In 2007, White and his cohorts went into the studio to recorded “A Sphere Needs a Square,” a record loosely based around Edwin Abbot’s multi-dimensional romance “Flatland,” and John White’s interpretations thereof. “I found a lot of religious sentiment in the book,” says White. “In the novel, the characters are flat squares, and they worship a sphere. But the transition from the third dimension to the fourth is not really all that significant. So, why should the squares worship the sphere? And, moreover, if the squares are just worshiping the being from the next dimension up, then does the sphere worship the being from the dimension up from him? What does the sphere worship?”
Although this was supposed to be an endeavor of a couple of months, internal band strife and schedule conflicts led to the album being put on hiatus multiple times. In the interim, White released “Mean Ol’ Mister Moonlight,” an album of “love, loss, and lust,” and “A Light Will Be Thrown,” which was inspired by the writings of Charles Darwin and Joseph Campbell. Around the two-year mark, John suddenly split for Reno.
While some speculated that “A Sphere Needs a Square” would never see completion and release, White felt that the new surroundings were beneficial, providing the freedom to explore songwriting outside of that aforementioned narrative. “I could rethink lyrics, rethink arrangements. I don’t think I really labored over the earlier albums like I did over this one.”
The time spent in Reno allowed John to approach “A Sphere Needs a Square” afresh. “I didn’t really hang out with anyone in Reno. I didn’t really go anywhere. I just worked.” He loosely echoes the sentiments of those early Coptic hermits. “If you’re an artist, you might have to become a monk for a little while, spend some time honing your craft. I looked at Reno as sort of a monastery, I guess.”
The new album was finally released last November. It is arguably White’s most developed effort as a songwriter yet — melancholy to the point of vicarious sadness on the part of the listener at some points, foaming at the mouth at others, with still space for a bright, jangly hope to be found in some isolated pockets. Following the release, The John Whites reunited for a series of shows back in Utah, and this is where White and company really shine. White stands front and center, shuffling his feet and holding his arm up occasionally, in a seemingly unconscious imitation of the recently deceased King of Pop. His voice, reedy and vibrating, soars through the PA, bearing on its wings a full emotive import, be it the quiet sadness of a song like “The Ice Storm” or a howling rendition of Phil Collins’s “In the Air Tonight.” His hair, previously flowing down to his shoulders, is cropped short. He’s gotten almost scrawny. It really does look like he’s been fasting and praying in the desert, tormented by demons and djins, now triumphantly returned to deliver some message, however esoteric that message may be.
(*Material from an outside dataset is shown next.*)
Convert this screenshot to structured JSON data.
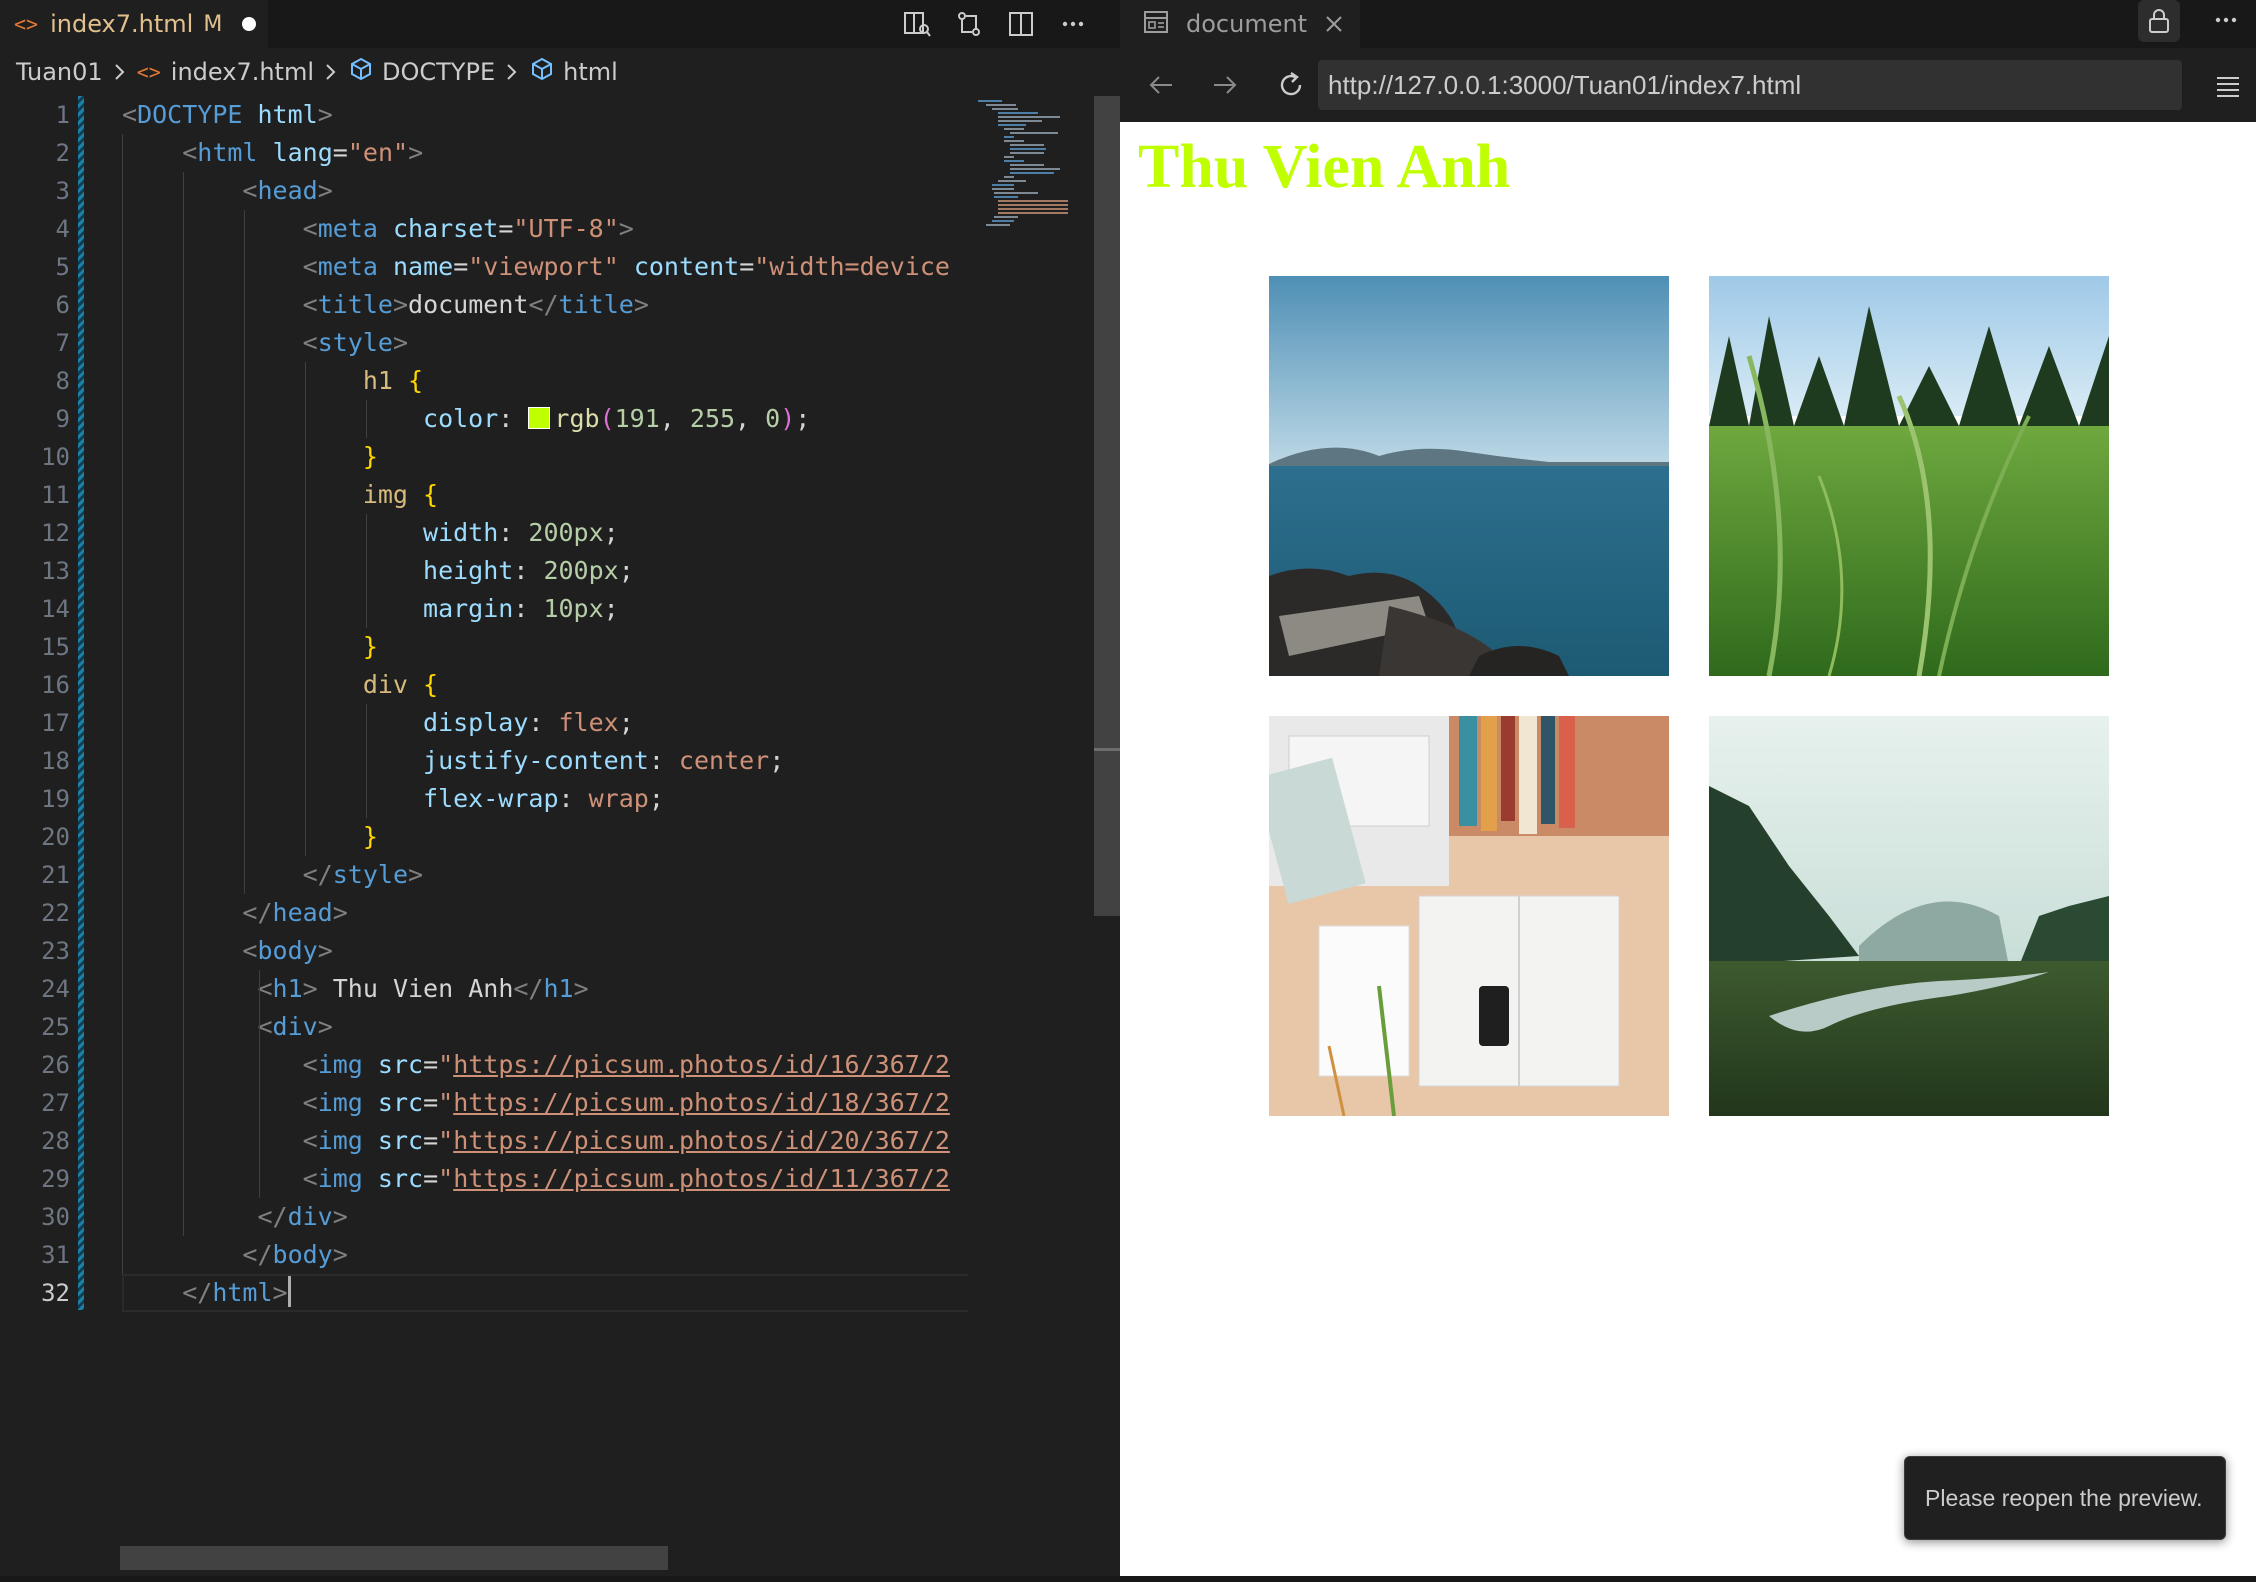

“It’s definitely nice to be playing shows back here in Utah,” he says. “It’s nice to have the album out finally. I mean, there is the monastic aspect of isolating myself at my dad’s place and really focusing on music. But it’s music. It should be recorded and released. It should be performed.” He grins. “I mean, if a tree falls in the forest and no one’s around, does it make a sound? I don’t really give a f***.”